In any case, you have conceded that your basis is your personal taste, much like curl-6's seemingly endless complaints.
2. This assumes success of Lockhart and that would be a huge gamble for Nintendo to bank their strategy on. We've already seen in the eighth gen that the base models of the XB1 and PS4 were getting merely passable versions later on, and Lockhart is going to start out with that while mid-gen upgrades for the PS5 and XSX should be absolutely a given, so by 2024 it's much more likely that the base for third party developers will be the PS5 and XSX, not Lockhart. Beyond that, an early Switch 2 launch comes with the problem that the majority of owners is not ready for next generation, especially if the primary incentive for upgrading are games that the majority doesn't care about (AAA third party software). Nintendo ran into this problem with the Wii U where their sales pitch at E3 2011 was AAA third party software and Wii owners reacted very hostile to it.
Software sells hardware, and Nintendo's first party output took a nosedive in 2011 in terms of pedigree and quantity. 2011 had:
Kirby's Epic Yarn (February, PAL-only)
Mario Sports Mix (Febuary (NA), January (PAL))
The Last Story (January, JP-only)
Pandora's Tower (May, JP-only)
Wii Play: Motion (June)
Rhythm Heaven: Fever (July, JP-only)
Xenoblade Chronicles (August, PAL-only)
Kirby's Return to Dreamland (November)
Mario & Sonic at the London 2012 Olympic Games (November)
Poképark 2: Wonders Beyond (November, JP-only)
The Legend of Zelda: Skyward Sword (November)
Fortune Street (December)
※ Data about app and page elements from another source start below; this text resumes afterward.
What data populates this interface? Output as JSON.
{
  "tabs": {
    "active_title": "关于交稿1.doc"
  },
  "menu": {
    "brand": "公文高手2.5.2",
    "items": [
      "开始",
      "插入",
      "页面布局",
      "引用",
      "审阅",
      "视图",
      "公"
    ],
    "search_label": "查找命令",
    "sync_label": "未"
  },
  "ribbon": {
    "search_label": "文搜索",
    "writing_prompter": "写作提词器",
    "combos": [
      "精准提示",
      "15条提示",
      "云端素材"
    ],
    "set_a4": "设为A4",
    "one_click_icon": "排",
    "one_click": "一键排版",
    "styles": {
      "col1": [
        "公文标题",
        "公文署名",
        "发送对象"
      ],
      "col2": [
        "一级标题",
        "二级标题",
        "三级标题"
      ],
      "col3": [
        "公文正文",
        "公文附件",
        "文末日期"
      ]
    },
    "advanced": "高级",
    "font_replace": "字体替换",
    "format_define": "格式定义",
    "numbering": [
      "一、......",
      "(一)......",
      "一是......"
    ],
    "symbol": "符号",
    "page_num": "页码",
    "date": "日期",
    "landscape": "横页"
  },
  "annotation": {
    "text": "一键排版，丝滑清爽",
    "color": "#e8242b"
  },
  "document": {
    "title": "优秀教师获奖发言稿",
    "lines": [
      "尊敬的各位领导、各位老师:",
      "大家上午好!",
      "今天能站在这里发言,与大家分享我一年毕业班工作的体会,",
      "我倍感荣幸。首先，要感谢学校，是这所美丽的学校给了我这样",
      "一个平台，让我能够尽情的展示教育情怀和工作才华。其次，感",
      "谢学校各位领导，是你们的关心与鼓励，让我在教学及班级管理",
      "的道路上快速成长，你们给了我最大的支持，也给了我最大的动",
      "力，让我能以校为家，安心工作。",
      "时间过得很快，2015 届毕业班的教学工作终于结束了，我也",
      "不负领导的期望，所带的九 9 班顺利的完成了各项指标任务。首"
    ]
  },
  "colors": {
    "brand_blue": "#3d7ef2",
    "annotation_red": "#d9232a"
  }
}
There are a lot of staggered releases in there, so cleaned up it looks like this:
Japan: 9 games
North America: 6 games
Europe, Australia: 8 games
I've written down the release months above, so you can tell how barren most of the year was for each territory and that it was a very backloaded year (4 of the 5 global releases in 2011 landed in November or December). Furthermore, it was a year without big system sellers because Nintendo kept having the wrong idea with Zelda; the producer Eiji Aonuma took pride in saying that the whole game feels like a puzzle, but none of the big Wii hits have the word 'puzzle' come to mind.
That a release schedule like that isn't good for momentum should be clear, but I can emphasize my point with the much more recent 2018 of Switch where the first three quarters of 2018 were light on important Nintendo software and momentum suffered. The holiday quarter of 2018 was huge because of Super Mario Party, Pokémon: Let's Go and Super Smash Bros. Ultimate, allowing 2018 as a whole to finish with healthy year over year growth over 2017, but it didn't look healthy for much of 2018, especially because of the April to June quarter.
The Wii's 2009 played out similarly, but you probably don't remember the major dip in hardware sales in the first half of 2009 that made people rejoice that the fad is over. The second half of 2009 saw Nintendo release Wii Sports Resort, Wii Fit Plus and New Super Mario Bros. Wii as major games, and the resulting hardware sales made the haters choke on their own venom.
The Wii's 2012 saw another major decline over 2011. 2013 onwards essentially flatlined for Wii's hardware sales, but you can tell why if you check the Wikipedia link above and read up on Nintendo's software output for the Wii during the late life of the console.